[Records shown — start]
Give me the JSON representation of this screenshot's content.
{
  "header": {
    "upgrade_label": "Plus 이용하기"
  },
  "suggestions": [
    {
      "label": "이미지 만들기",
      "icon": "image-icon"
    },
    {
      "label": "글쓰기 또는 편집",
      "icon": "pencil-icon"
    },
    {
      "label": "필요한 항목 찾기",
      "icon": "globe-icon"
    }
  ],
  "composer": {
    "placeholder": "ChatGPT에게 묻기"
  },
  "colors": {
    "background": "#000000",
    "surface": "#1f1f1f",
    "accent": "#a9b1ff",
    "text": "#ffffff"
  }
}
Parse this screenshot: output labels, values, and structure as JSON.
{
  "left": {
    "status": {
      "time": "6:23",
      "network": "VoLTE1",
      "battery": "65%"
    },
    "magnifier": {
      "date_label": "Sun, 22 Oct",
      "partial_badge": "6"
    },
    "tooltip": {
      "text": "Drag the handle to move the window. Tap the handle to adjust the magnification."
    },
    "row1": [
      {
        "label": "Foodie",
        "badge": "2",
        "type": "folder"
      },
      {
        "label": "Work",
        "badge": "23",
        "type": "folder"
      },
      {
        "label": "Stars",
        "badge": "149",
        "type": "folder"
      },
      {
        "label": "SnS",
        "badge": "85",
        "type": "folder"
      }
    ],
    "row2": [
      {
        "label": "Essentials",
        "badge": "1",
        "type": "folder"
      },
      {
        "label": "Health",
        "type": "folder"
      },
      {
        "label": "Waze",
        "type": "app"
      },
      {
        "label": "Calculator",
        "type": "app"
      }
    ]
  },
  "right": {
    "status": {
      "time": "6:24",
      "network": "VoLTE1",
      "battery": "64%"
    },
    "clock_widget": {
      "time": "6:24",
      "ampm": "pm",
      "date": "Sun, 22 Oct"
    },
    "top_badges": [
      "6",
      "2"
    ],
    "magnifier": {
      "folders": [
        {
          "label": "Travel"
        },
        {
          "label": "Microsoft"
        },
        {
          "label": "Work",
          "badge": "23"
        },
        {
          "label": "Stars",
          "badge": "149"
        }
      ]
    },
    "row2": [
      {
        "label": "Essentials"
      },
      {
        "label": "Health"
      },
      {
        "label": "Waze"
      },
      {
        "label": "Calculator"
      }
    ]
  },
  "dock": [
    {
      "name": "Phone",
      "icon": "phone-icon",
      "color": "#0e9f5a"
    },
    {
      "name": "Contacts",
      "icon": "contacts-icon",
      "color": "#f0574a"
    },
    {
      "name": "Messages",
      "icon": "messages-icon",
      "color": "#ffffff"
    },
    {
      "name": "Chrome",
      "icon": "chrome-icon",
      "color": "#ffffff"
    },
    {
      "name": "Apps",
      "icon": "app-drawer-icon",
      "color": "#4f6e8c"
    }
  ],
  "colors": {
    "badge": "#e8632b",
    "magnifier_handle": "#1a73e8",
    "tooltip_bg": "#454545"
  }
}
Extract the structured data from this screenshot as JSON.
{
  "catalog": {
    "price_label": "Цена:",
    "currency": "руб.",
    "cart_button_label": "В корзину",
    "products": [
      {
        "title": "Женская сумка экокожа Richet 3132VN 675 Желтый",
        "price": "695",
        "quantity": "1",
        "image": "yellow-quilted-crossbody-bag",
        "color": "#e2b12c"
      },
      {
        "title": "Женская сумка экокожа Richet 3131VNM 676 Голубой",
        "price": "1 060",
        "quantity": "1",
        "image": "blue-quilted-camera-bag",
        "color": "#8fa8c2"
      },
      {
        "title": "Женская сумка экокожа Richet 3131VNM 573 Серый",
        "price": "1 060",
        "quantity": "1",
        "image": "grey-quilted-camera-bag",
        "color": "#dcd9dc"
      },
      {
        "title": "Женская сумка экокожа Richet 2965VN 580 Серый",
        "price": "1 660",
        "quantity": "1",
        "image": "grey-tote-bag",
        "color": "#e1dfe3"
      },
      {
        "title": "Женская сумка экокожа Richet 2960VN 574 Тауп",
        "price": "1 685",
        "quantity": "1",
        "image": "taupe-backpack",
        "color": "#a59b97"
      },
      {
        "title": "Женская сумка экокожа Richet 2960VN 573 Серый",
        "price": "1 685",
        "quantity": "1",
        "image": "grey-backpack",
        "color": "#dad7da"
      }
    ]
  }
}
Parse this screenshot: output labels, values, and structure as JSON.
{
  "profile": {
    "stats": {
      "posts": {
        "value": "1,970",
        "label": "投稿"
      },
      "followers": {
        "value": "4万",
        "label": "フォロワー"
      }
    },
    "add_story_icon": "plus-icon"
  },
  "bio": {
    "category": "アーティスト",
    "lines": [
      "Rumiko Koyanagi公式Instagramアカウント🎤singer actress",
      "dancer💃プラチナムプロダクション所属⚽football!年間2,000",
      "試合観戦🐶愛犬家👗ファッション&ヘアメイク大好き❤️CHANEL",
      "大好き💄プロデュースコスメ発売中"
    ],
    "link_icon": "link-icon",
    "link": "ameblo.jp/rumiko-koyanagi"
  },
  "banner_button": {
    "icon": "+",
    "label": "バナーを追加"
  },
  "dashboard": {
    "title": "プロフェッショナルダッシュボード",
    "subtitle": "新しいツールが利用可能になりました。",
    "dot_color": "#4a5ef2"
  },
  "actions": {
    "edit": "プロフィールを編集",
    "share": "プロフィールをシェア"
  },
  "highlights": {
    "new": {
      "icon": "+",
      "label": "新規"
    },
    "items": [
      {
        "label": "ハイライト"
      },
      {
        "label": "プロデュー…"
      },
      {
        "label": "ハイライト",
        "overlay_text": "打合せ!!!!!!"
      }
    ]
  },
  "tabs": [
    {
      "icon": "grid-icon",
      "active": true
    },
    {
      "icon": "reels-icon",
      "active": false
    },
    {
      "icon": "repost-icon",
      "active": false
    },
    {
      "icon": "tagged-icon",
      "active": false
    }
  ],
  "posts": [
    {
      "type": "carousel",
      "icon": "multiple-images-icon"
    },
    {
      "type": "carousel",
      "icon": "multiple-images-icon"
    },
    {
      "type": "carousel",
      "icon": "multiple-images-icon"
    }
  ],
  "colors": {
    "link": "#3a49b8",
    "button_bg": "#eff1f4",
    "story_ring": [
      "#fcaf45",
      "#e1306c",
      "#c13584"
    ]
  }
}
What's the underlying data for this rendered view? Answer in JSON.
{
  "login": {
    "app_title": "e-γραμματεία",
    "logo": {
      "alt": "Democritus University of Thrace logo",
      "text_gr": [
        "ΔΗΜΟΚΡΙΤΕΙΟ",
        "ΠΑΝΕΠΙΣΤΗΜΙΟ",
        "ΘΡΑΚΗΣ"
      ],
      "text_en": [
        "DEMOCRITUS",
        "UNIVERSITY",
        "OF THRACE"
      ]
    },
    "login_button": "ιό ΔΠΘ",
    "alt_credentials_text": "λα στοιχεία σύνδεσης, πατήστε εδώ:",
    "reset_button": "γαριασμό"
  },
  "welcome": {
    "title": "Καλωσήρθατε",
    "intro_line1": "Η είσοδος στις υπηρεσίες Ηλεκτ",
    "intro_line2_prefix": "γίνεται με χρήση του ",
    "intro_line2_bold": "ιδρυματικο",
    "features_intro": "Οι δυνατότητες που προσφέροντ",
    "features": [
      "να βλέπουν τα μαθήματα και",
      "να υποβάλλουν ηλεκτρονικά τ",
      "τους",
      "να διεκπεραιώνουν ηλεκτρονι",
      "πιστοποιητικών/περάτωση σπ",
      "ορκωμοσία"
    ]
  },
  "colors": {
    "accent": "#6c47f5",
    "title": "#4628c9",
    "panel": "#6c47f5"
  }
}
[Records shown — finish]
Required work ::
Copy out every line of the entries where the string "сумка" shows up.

Solution to this problem ::
        "title": "Женская сумка экокожа Richet 3132VN 675 Желтый",
        "title": "Женская сумка экокожа Richet 3131VNM 676 Голубой",
        "title": "Женская сумка экокожа Richet 3131VNM 573 Серый",
        "title": "Женская сумка экокожа Richet 2965VN 580 Серый",
        "title": "Женская сумка экокожа Richet 2960VN 574 Тауп",
        "title": "Женская сумка экокожа Richet 2960VN 573 Серый",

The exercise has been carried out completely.